Hey guys, so changing pace today. I've just been at an eviction, well, an eviction meet up, there's obviously no one there, that already handed in, I moved out yesterday. So that's actually the best way for an eviction to happen. You don't need to change the locks, you don't have to do any of that. They actually left the keys with concierge, that's good.
So that's the end of an error, which is probably about 10 grand, pull up the landlord's down. So that's pretty full on to lose that much money. And that was mainly through COVID. And yeah, the tenant not paying. And yeah, getting well behind the rent and not catching back up. And really, I mean, you know, whether she, you know, whether it was real or not, I don't know, but the reality is, it did take a long time.
So just, I thought I'd just chat about, you know, whether it's worth chasing money. So, you know, a tenant falls into disarray, they can't pay their bills, you're chasing them. What do you do? Do you know? Do you let the money go? What choices do you have?
You know, so, you know, at the end of the day, it's quite an interesting one, because I think, you know, you shouldn't sue a man of straw. In other words, if the people haven't got the money, then you leave it. But you have got six years, yeah, because it's a non-secured debt, it was just secured can go up to 12 years, but six years, you've got, so you cannot raise a money claim at any stage up to six years, you know. And if you do that, potentially, you give them time to get back on their feet, and then go after that money.
I mean, whether you do that, or whether you just get on with life, that's one for you guys to decide, it depends on how much it is how likely to get it. But I know some of these, you know, bills that are owed now are up in the 10, sort of grand, £10,000. It's a lot of money. But you know, for someone who's on whatever wage, that might be too much for them to actually ever pay back., you know.
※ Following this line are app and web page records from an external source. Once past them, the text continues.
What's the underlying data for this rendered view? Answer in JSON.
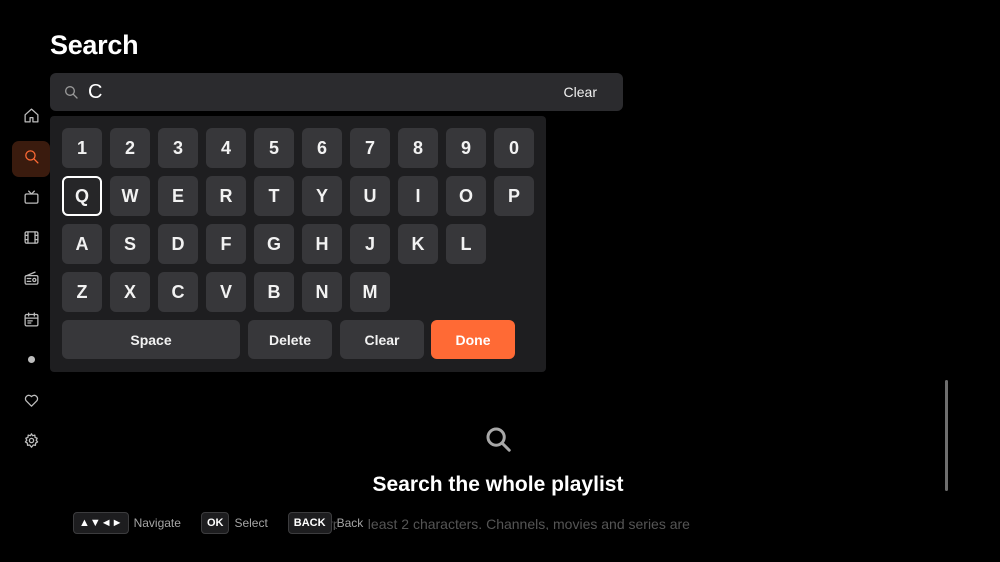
{
  "page": {
    "title": "Search"
  },
  "sidebar": {
    "items": [
      {
        "name": "home",
        "icon": "home-icon",
        "active": false
      },
      {
        "name": "search",
        "icon": "search-icon",
        "active": true
      },
      {
        "name": "live-tv",
        "icon": "tv-icon",
        "active": false
      },
      {
        "name": "movies",
        "icon": "film-icon",
        "active": false
      },
      {
        "name": "radio",
        "icon": "radio-icon",
        "active": false
      },
      {
        "name": "guide",
        "icon": "calendar-icon",
        "active": false
      },
      {
        "name": "record",
        "icon": "dot-icon",
        "active": false
      },
      {
        "name": "favorites",
        "icon": "heart-icon",
        "active": false
      },
      {
        "name": "settings",
        "icon": "gear-icon",
        "active": false
      }
    ]
  },
  "search": {
    "value": "C",
    "clear_label": "Clear"
  },
  "keyboard": {
    "rows": [
      [
        "1",
        "2",
        "3",
        "4",
        "5",
        "6",
        "7",
        "8",
        "9",
        "0"
      ],
      [
        "Q",
        "W",
        "E",
        "R",
        "T",
        "Y",
        "U",
        "I",
        "O",
        "P"
      ],
      [
        "A",
        "S",
        "D",
        "F",
        "G",
        "H",
        "J",
        "K",
        "L"
      ],
      [
        "Z",
        "X",
        "C",
        "V",
        "B",
        "N",
        "M"
      ]
    ],
    "focused_key": "Q",
    "space_label": "Space",
    "delete_label": "Delete",
    "clear_label": "Clear",
    "done_label": "Done"
  },
  "empty_state": {
    "title": "Search the whole playlist",
    "subtitle": "Type at least 2 characters. Channels, movies and series are"
  },
  "hints": [
    {
      "key": "▲▼◄►",
      "label": "Navigate"
    },
    {
      "key": "OK",
      "label": "Select"
    },
    {
      "key": "BACK",
      "label": "Back"
    }
  ],
  "colors": {
    "accent": "#ff6a35",
    "background": "#000000",
    "panel": "#1e1e20",
    "key": "#37373a"
  }
}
And really, they will, the court really doesn't make it easy for you to collect the money. Now you can use a debt collector, you can get a high court enforcement, you can do all these sort of things. But they cost you money up front. And if they don't have the assets, it's hard to get the money back. So you really got to play the game of whether it's worthwhile pursuing or not, you know.
I mean, if you're really tight and you can't afford it, then what I would suggest is you get rental legal to make sure that you're covered by the rent, and you don't fall behind in that, you know, that may save you for about 250, 300 bucks a year, you know, you're likely to cover the rent and all that sort of stuff, which actually works quite well. But sometimes you got a hot, you know, portfolio of 10 or 20 properties, you know. That 300, let's say 300 by 20 properties that 6000 a year, then you're away how many times you are going to get that more than 6000 per year, you know, nothing happens first year, second year 12,000, 18,000, 24,000, you start to go, is it really worth having that? Or is it worth self-insuring?
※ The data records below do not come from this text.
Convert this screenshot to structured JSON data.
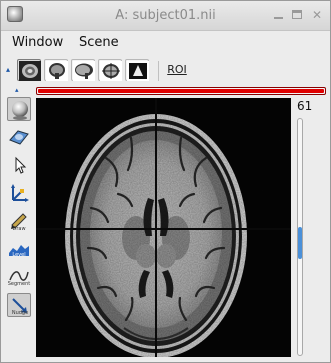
{
  "window": {
    "title": "A: subject01.nii",
    "controls": {
      "minimize_icon": "minimize-icon",
      "maximize_icon": "maximize-icon",
      "close_icon": "close-icon"
    }
  },
  "menubar": {
    "items": [
      {
        "label": "Window"
      },
      {
        "label": "Scene"
      }
    ]
  },
  "toolbar": {
    "view_buttons": [
      {
        "icon": "axial-view-icon"
      },
      {
        "icon": "coronal-view-icon"
      },
      {
        "icon": "sagittal-view-icon"
      },
      {
        "icon": "multiplanar-view-icon"
      },
      {
        "icon": "render-view-icon"
      }
    ],
    "roi_label": "ROI"
  },
  "progress": {
    "fraction": 1.0,
    "color": "#e00000"
  },
  "left_tools": [
    {
      "icon": "sphere-tool-icon",
      "caption": "",
      "active": true
    },
    {
      "icon": "surface-tool-icon",
      "caption": ""
    },
    {
      "icon": "pointer-tool-icon",
      "caption": ""
    },
    {
      "icon": "axes-tool-icon",
      "caption": ""
    },
    {
      "icon": "draw-tool-icon",
      "caption": "Draw"
    },
    {
      "icon": "level-tool-icon",
      "caption": "Level"
    },
    {
      "icon": "segment-tool-icon",
      "caption": "Segment"
    },
    {
      "icon": "nudge-tool-icon",
      "caption": "Nudge",
      "active": true
    }
  ],
  "slice": {
    "value": "61",
    "fraction": 0.53,
    "accent": "#4a90d9"
  }
}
I've been for a long time self-insurer, but then also on some of the bigger properties that I have, that have this sort of two grand rents, that sort of thing. That's where I kind of think less, you know, what, for two or 300 bucks, it's probably worth it for a year, you know, because that can get up if you think 8, 9, 10, 12 months to get possession, you know, that can then start adding up and that's the risk is really high.
But anyway, guys, yeah, so I think you've got to weigh whether it's worth chasing that debt or not. Because in a lot of cases, it's just not going to be worth chasing it. You better to just, you know what, write it off and move on with it. Or just decide, you know what, I'll write it off for now. But I'll come back in three years, and just see if I can search for the person cost about 100 bucks to find the person, send them a few emails and maybe get something more out of them and see if he can't get some of that money back after they've got back on their feet. And so, cool guys, chat later. Bye.